» INPUT FOR THIS TASK:
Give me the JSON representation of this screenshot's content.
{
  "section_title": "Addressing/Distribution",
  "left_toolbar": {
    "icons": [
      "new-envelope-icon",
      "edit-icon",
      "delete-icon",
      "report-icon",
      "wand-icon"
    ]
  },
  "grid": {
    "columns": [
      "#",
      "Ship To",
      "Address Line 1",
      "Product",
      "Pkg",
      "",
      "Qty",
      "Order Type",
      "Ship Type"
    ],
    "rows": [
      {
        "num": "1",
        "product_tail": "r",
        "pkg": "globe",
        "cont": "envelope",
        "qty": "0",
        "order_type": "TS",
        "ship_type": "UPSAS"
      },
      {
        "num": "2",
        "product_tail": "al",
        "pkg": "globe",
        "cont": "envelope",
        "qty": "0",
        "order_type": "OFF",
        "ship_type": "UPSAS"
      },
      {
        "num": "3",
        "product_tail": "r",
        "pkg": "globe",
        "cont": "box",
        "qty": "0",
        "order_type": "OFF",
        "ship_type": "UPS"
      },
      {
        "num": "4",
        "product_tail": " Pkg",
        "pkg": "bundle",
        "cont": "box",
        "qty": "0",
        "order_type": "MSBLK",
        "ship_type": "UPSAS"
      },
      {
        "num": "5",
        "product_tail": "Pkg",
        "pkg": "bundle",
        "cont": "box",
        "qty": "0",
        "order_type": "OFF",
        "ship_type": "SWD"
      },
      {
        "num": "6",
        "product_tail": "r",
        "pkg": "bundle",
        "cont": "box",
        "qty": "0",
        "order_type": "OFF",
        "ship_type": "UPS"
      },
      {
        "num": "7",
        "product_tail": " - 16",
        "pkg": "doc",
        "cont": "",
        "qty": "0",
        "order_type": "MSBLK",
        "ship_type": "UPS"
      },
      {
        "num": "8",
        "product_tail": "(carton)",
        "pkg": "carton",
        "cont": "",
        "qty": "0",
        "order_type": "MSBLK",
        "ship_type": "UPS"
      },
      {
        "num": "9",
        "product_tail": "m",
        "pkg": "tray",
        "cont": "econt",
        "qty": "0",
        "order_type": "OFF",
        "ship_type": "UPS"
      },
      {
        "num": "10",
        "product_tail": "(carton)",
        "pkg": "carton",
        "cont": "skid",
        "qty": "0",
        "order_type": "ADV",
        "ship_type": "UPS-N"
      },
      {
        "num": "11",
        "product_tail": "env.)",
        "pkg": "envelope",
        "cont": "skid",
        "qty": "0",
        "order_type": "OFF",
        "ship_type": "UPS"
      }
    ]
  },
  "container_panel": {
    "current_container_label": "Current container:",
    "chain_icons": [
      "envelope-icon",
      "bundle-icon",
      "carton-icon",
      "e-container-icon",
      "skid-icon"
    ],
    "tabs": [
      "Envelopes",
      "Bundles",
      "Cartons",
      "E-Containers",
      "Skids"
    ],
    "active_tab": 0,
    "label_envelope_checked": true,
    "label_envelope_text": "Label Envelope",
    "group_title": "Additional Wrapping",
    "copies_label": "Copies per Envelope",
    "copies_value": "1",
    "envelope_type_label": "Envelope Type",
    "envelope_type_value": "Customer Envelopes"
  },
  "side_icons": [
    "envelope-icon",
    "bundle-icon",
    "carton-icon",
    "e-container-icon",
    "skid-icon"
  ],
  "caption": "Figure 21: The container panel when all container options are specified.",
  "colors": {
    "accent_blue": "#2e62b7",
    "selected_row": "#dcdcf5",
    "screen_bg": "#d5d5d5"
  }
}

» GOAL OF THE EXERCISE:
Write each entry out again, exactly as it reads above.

» FINISHED TASK:
Give me the JSON representation of this screenshot's content.
{
  "section_title": "Addressing/Distribution",
  "left_toolbar": {
    "icons": [
      "new-envelope-icon",
      "edit-icon",
      "delete-icon",
      "report-icon",
      "wand-icon"
    ]
  },
  "grid": {
    "columns": [
      "#",
      "Ship To",
      "Address Line 1",
      "Product",
      "Pkg",
      "",
      "Qty",
      "Order Type",
      "Ship Type"
    ],
    "rows": [
      {
        "num": "1",
        "product_tail": "r",
        "pkg": "globe",
        "cont": "envelope",
        "qty": "0",
        "order_type": "TS",
        "ship_type": "UPSAS"
      },
      {
        "num": "2",
        "product_tail": "al",
        "pkg": "globe",
        "cont": "envelope",
        "qty": "0",
        "order_type": "OFF",
        "ship_type": "UPSAS"
      },
      {
        "num": "3",
        "product_tail": "r",
        "pkg": "globe",
        "cont": "box",
        "qty": "0",
        "order_type": "OFF",
        "ship_type": "UPS"
      },
      {
        "num": "4",
        "product_tail": " Pkg",
        "pkg": "bundle",
        "cont": "box",
        "qty": "0",
        "order_type": "MSBLK",
        "ship_type": "UPSAS"
      },
      {
        "num": "5",
        "product_tail": "Pkg",
        "pkg": "bundle",
        "cont": "box",
        "qty": "0",
        "order_type": "OFF",
        "ship_type": "SWD"
      },
      {
        "num": "6",
        "product_tail": "r",
        "pkg": "bundle",
        "cont": "box",
        "qty": "0",
        "order_type": "OFF",
        "ship_type": "UPS"
      },
      {
        "num": "7",
        "product_tail": " - 16",
        "pkg": "doc",
        "cont": "",
        "qty": "0",
        "order_type": "MSBLK",
        "ship_type": "UPS"
      },
      {
        "num": "8",
        "product_tail": "(carton)",
        "pkg": "carton",
        "cont": "",
        "qty": "0",
        "order_type": "MSBLK",
        "ship_type": "UPS"
      },
      {
        "num": "9",
        "product_tail": "m",
        "pkg": "tray",
        "cont": "econt",
        "qty": "0",
        "order_type": "OFF",
        "ship_type": "UPS"
      },
      {
        "num": "10",
        "product_tail": "(carton)",
        "pkg": "carton",
        "cont": "skid",
        "qty": "0",
        "order_type": "ADV",
        "ship_type": "UPS-N"
      },
      {
        "num": "11",
        "product_tail": "env.)",
        "pkg": "envelope",
        "cont": "skid",
        "qty": "0",
        "order_type": "OFF",
        "ship_type": "UPS"
      }
    ]
  },
  "container_panel": {
    "current_container_label": "Current container:",
    "chain_icons": [
      "envelope-icon",
      "bundle-icon",
      "carton-icon",
      "e-container-icon",
      "skid-icon"
    ],
    "tabs": [
      "Envelopes",
      "Bundles",
      "Cartons",
      "E-Containers",
      "Skids"
    ],
    "active_tab": 0,
    "label_envelope_checked": true,
    "label_envelope_text": "Label Envelope",
    "group_title": "Additional Wrapping",
    "copies_label": "Copies per Envelope",
    "copies_value": "1",
    "envelope_type_label": "Envelope Type",
    "envelope_type_value": "Customer Envelopes"
  },
  "side_icons": [
    "envelope-icon",
    "bundle-icon",
    "carton-icon",
    "e-container-icon",
    "skid-icon"
  ],
  "caption": "Figure 21: The container panel when all container options are specified.",
  "colors": {
    "accent_blue": "#2e62b7",
    "selected_row": "#dcdcf5",
    "screen_bg": "#d5d5d5"
  }
}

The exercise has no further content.